[Your instructions]
From the entries, copy out every line in which the word "enabled" is found.

[Working data]
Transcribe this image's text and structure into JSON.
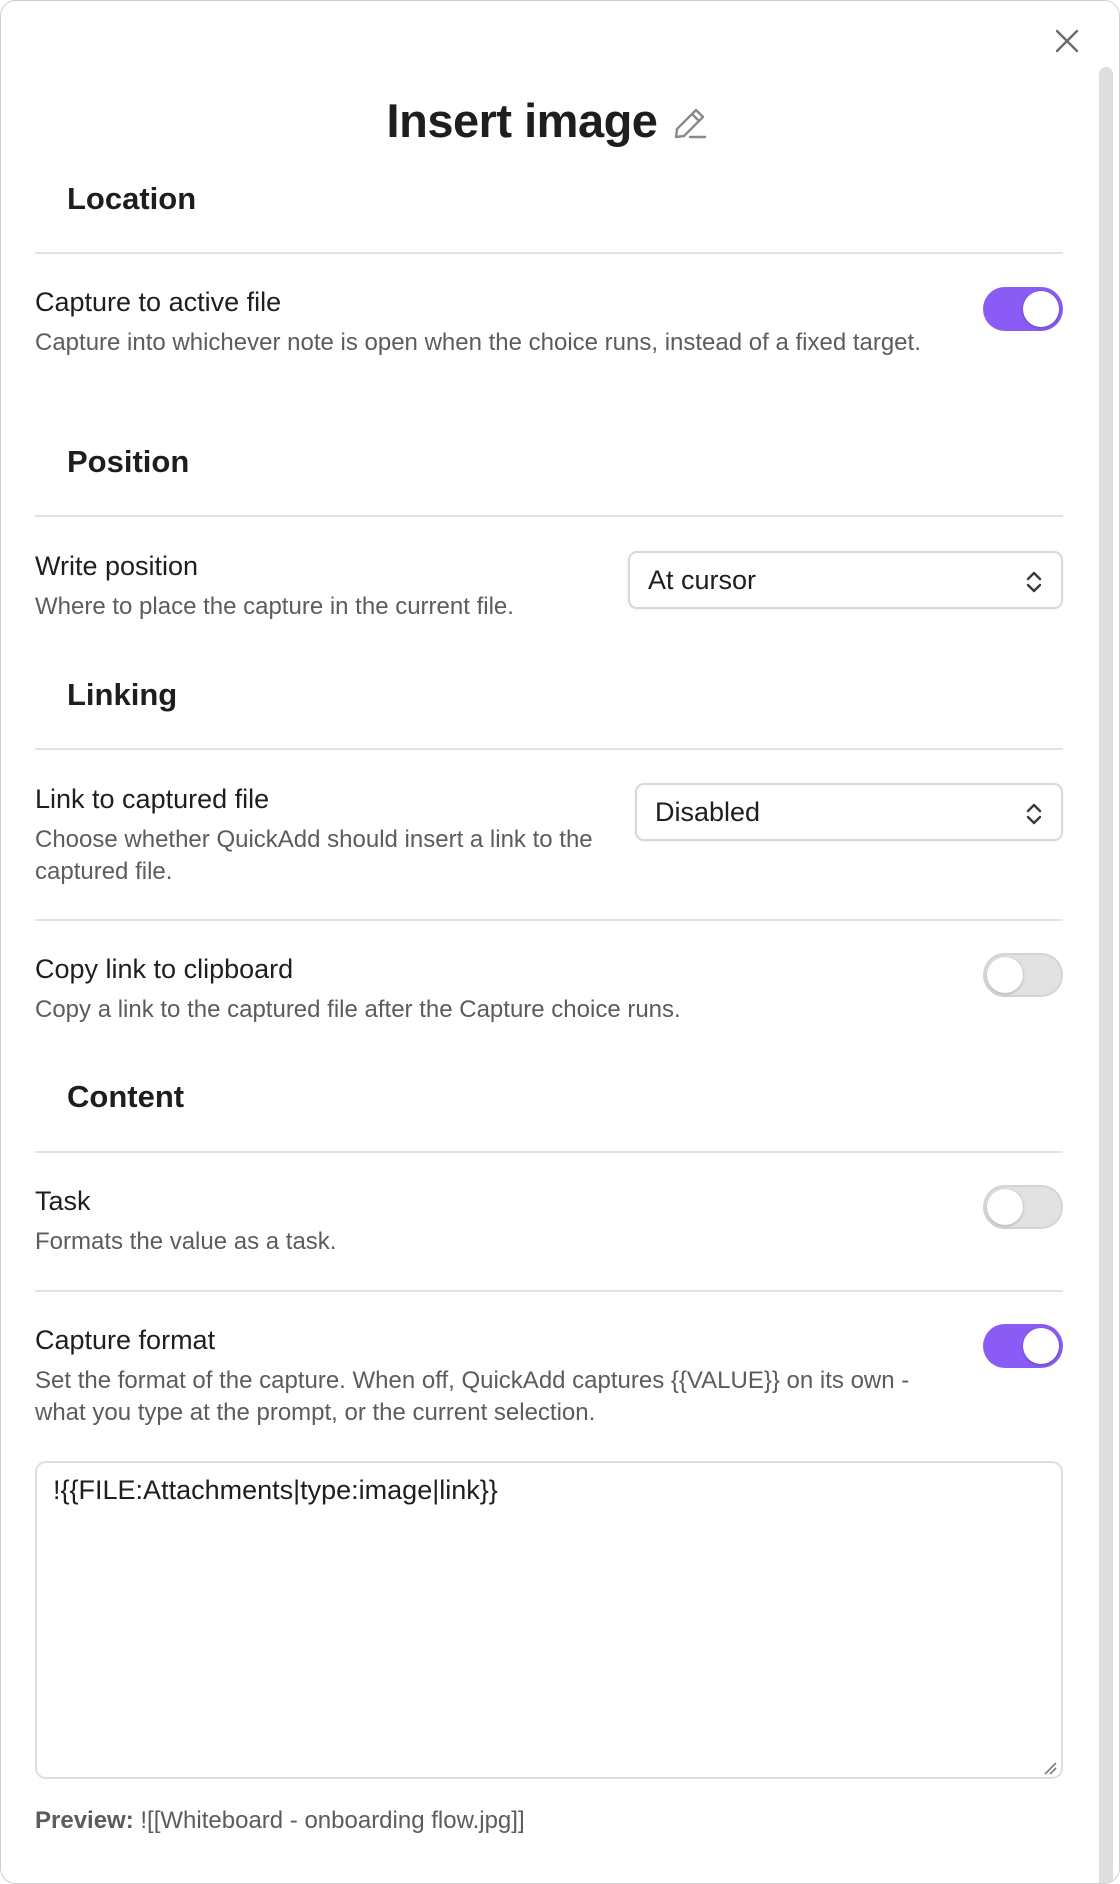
{
  "modal": {
    "title": "Insert image",
    "close_icon": "close-icon",
    "edit_icon": "pencil-icon"
  },
  "sections": {
    "location": "Location",
    "position": "Position",
    "linking": "Linking",
    "content": "Content"
  },
  "settings": {
    "capture_active": {
      "name": "Capture to active file",
      "desc": "Capture into whichever note is open when the choice runs, instead of a fixed target.",
      "enabled": true
    },
    "write_position": {
      "name": "Write position",
      "desc": "Where to place the capture in the current file.",
      "selected": "At cursor"
    },
    "link_captured": {
      "name": "Link to captured file",
      "desc": "Choose whether QuickAdd should insert a link to the captured file.",
      "selected": "Disabled"
    },
    "copy_link": {
      "name": "Copy link to clipboard",
      "desc": "Copy a link to the captured file after the Capture choice runs.",
      "enabled": false
    },
    "task": {
      "name": "Task",
      "desc": "Formats the value as a task.",
      "enabled": false
    },
    "capture_format": {
      "name": "Capture format",
      "desc": "Set the format of the capture. When off, QuickAdd captures {{VALUE}} on its own - what you type at the prompt, or the current selection.",
      "enabled": true,
      "value": "!{{FILE:Attachments|type:image|link}}"
    }
  },
  "preview": {
    "label": "Preview:",
    "value": "![[Whiteboard - onboarding flow.jpg]]"
  },
  "colors": {
    "accent": "#8a5cf5",
    "toggle_off": "#e2e2e2"
  }
}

[Answer]
      "enabled": true
      "enabled": false
      "enabled": false
      "enabled": true,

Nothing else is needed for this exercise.